Now and Later
Stephanie Nakasian bridges the best from the past with the jazz that will define the future.
Thursday, January 3, 2008
American culture’s notoriously short-term memory quickly forgets creative landmarks while transforming fads and celebrity into fodder for nostalgia. So it’s always refreshing to come across an artist like Stephanie Nakasian, a jazz singer steeped in history who draws sustenance from the infinitely rich, intertwined currents just a few decades upstream from our present moment.
With her crystalline tone and keen rhythmic sensibility, Nakasian is a musician alive to all the possibilities afforded a contemporary jazz artist, which means that she’s taken pains to study the breadth of the tradition and its many tributaries. She’s honed a highly personal sound informed by the singers who came before, including many rarely mentioned today.
“Some of the best advice I got when I was starting out was don’t listen to derivatives, listen to the originals,” says Nakasian, who performs at Wave Street Studios on Saturday with a quartet led by ace pianist Hod O’Brien. “I found myself being drawn backwards. I loved Ella Fitzgerald and she said her favorite singer was Connie Boswell, so I checked her out. There’s a real lineage.
“Then I found myself teaching a lot,” she continues. “I invented a course on jazz singers, and found how some vocalists like Billie Holiday were hanging out with theater people, like Mabel Mercer.”
Nakasian’s expansive reach is evident on her latest album, Thrush Hour: A Study of the Great Ladies of Jazz (V.S.O.P.). She devotes a track each to 20 singers, ranging from ‘20s stars Ethel Waters and Bessie Smith (who, strictly speaking, fall outside of jazz) to later legends Fitzgerald and Sarah Vaughan and overlooked greats such as Betty Roche and Helen Humes. Most impressive is her ability to evoke so many personalities while maintaining her own core identity.
“I never want to sound like a copy,” says Nakasian from her home near Greenwood, Va. “If someone said I sound like Ella, I’d listen to Betty Carter. You don’t have to scat like Ella, there’s Sarah Vaughan and Roche. I used to think you had to sing behind the beat, but Maxine Sullivan didn’t. I wanted to open up as many possible ways to go as I could, then find my own way.”

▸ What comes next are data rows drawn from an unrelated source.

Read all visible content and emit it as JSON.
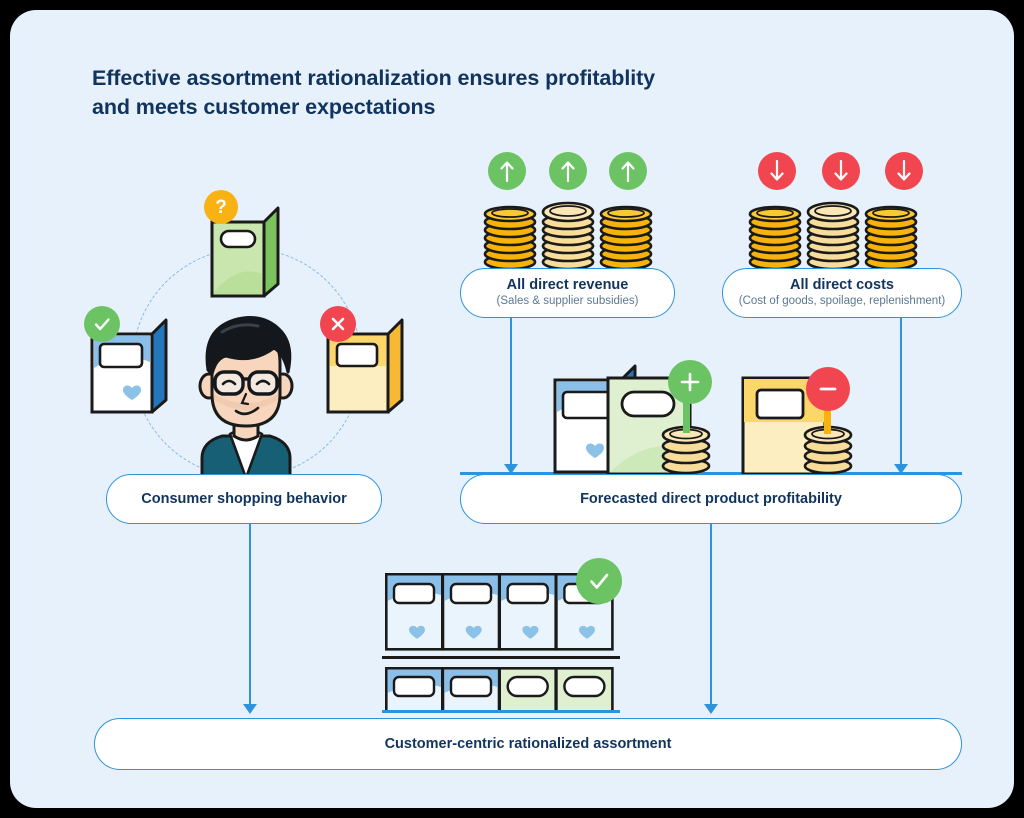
{
  "panel": {
    "background_color": "#e6f1fc",
    "border_radius": "26px"
  },
  "title": {
    "line1": "Effective assortment rationalization ensures profitablity",
    "line2": "and meets customer expectations",
    "color": "#11345e"
  },
  "colors": {
    "accent_blue": "#2e93dd",
    "navy_text": "#11345e",
    "subtext": "#5b7892",
    "green": "#6cc364",
    "red": "#f1464f",
    "orange": "#f9b213",
    "gold_dark": "#f7b30c",
    "gold_light": "#f7dc9a",
    "box_blue": "#89bfe8",
    "box_blue_dark": "#2477bd",
    "box_green": "#bfe3a8",
    "box_green_dark": "#7cc35e",
    "box_yellow": "#fbd76b",
    "box_yellow_dark": "#f7b834",
    "panel_bg": "#e6f1fc"
  },
  "nodes": {
    "revenue": {
      "title": "All direct revenue",
      "subtitle": "(Sales & supplier subsidies)"
    },
    "costs": {
      "title": "All direct costs",
      "subtitle": "(Cost of goods, spoilage, replenishment)"
    },
    "consumer": {
      "title": "Consumer shopping behavior"
    },
    "forecast": {
      "title": "Forecasted direct product profitability"
    },
    "assortment": {
      "title": "Customer-centric rationalized assortment"
    }
  },
  "revenue_indicators": [
    {
      "direction": "up",
      "color": "#6cc364",
      "glyph": "↑"
    },
    {
      "direction": "up",
      "color": "#6cc364",
      "glyph": "↑"
    },
    {
      "direction": "up",
      "color": "#6cc364",
      "glyph": "↑"
    }
  ],
  "cost_indicators": [
    {
      "direction": "down",
      "color": "#f1464f",
      "glyph": "↓"
    },
    {
      "direction": "down",
      "color": "#f1464f",
      "glyph": "↓"
    },
    {
      "direction": "down",
      "color": "#f1464f",
      "glyph": "↓"
    }
  ],
  "consumer_products": [
    {
      "name": "question-product",
      "badge": "?",
      "badge_color": "#f9b213",
      "box_color": "#c8e6ae"
    },
    {
      "name": "accepted-product",
      "badge": "✓",
      "badge_color": "#6cc364",
      "box_color": "#9ccdec"
    },
    {
      "name": "rejected-product",
      "badge": "✗",
      "badge_color": "#f1464f",
      "box_color": "#fbd76b"
    }
  ],
  "profitability_products": [
    {
      "name": "profitable-product",
      "badge": "+",
      "badge_color": "#6cc364"
    },
    {
      "name": "unprofitable-product",
      "badge": "−",
      "badge_color": "#f1464f"
    }
  ],
  "shelf": {
    "badge": "✓",
    "badge_color": "#6cc364",
    "top_row": [
      "blue",
      "blue",
      "blue",
      "blue"
    ],
    "bottom_row": [
      "blue",
      "blue",
      "green",
      "green"
    ]
  },
  "connectors": [
    {
      "from": "revenue",
      "to": "forecast"
    },
    {
      "from": "costs",
      "to": "forecast"
    },
    {
      "from": "consumer",
      "to": "assortment"
    },
    {
      "from": "forecast",
      "to": "assortment"
    }
  ]
}
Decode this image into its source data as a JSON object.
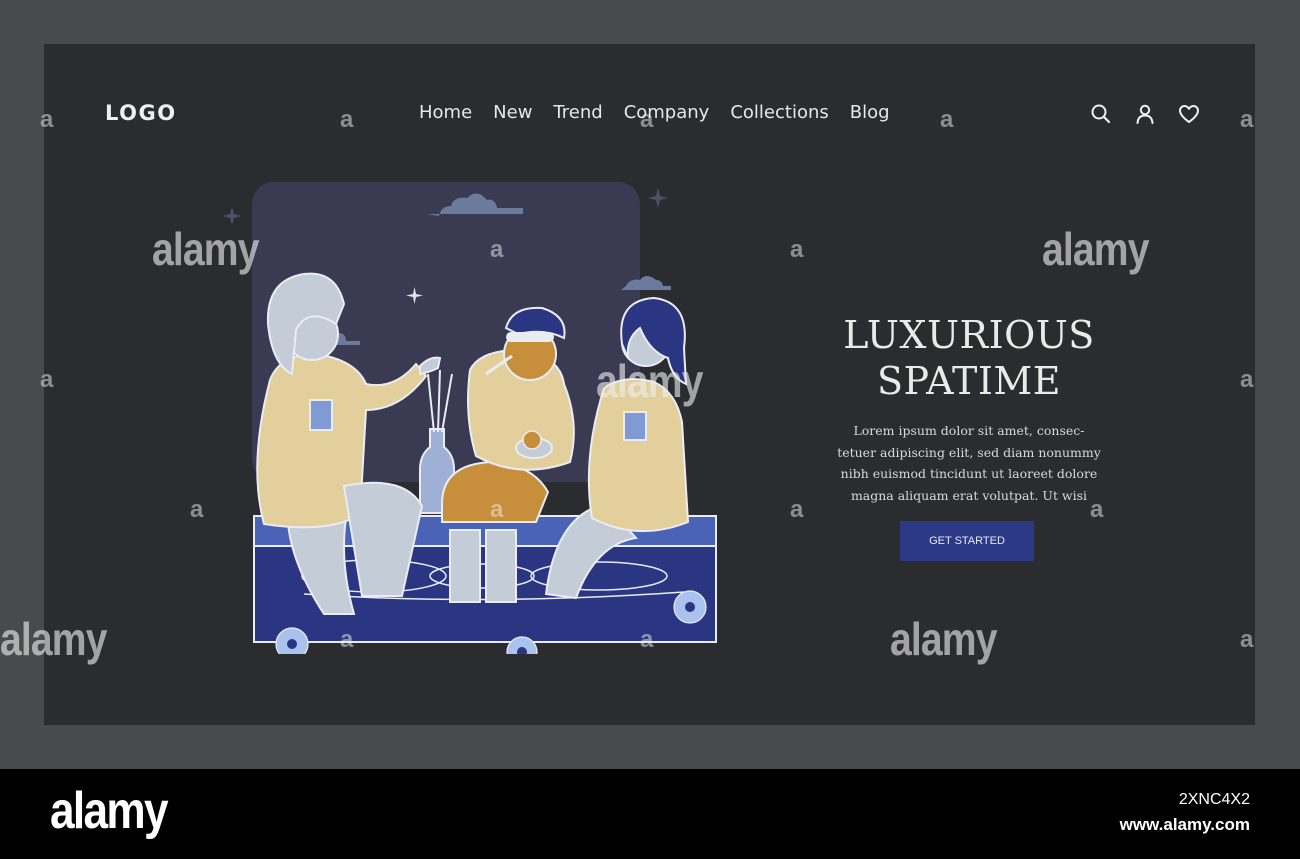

Nakasian credits her potent partnership with O’Brien for schooling her in jazz’s fundamentals. A supremely swinging pianist who came up at the height of the modern jazz era, he made his recording debut on the 1957 Prestige album Three Trumpets featuring Art Farmer, Donald Byrd and Idrees Sulieman. While off the scene in the late 1960s and early 1970s, he’s gained widespread recognition in recent years with a series of great albums for Fresh Sound and Reservoir.
Nakasian met O’Brian in the early 1980s when she was working on Wall Street (she has an MA in international finance from Northwestern). He encouraged her to pursue her interest in jazz, and before long she gave up her day job. A quick study, she won an audition with vocalese master Jon Hendricks.
“It was an amazing experience, but it wasn’t fun at the beginning,” Nakasian recalls. “We had a gig in three days, and I had to learn these really hard vocalese songs. It was scary.”
For the performance at Wave Studios, which will be recorded for a live album, Nakasian and O’Brien will be joined by bassist Dan Robbins, veteran drummer Vince Lateano, and their 13-year-old daughter, Veronica Swift, a budding singer who recently headlined at Jazz at Lincoln Center’s Dizzy’s Club Coca-Cola. Steeped in jazz’s history, Nakasian seems to be taking care of the music’s future, too.
STEPHANIE NAKASIAN AND THE HOD O’BRIEN QUARTET perform 7pm Saturday, Jan. 5, at Wave Street Studios, 774 Wave St., Monterey. $40. 655-2010 or wavestreet.biz/.